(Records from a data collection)
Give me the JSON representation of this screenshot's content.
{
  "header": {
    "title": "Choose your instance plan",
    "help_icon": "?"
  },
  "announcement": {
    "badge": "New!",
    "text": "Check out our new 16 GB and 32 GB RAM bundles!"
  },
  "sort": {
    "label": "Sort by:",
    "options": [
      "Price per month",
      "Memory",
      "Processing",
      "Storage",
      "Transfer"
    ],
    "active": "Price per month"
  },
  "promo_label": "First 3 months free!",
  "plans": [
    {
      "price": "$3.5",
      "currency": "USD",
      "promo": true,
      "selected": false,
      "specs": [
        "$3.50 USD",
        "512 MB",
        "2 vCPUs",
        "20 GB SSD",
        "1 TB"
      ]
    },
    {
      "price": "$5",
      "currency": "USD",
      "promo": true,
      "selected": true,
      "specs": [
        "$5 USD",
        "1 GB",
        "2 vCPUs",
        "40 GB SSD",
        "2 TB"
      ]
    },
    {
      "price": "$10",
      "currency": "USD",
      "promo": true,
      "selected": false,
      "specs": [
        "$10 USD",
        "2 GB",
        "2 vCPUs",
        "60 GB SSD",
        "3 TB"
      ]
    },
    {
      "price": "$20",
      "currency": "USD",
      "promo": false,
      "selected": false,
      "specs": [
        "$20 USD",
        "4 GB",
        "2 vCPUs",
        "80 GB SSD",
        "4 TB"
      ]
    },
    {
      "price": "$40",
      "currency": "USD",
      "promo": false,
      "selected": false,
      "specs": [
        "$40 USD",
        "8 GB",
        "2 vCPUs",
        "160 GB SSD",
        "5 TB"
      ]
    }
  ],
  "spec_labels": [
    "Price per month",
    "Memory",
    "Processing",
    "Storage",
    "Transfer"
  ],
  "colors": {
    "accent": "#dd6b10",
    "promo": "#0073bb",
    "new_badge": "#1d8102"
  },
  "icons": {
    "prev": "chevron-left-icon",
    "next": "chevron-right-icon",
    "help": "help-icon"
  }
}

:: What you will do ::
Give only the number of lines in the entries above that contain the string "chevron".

:: Your solution ::
2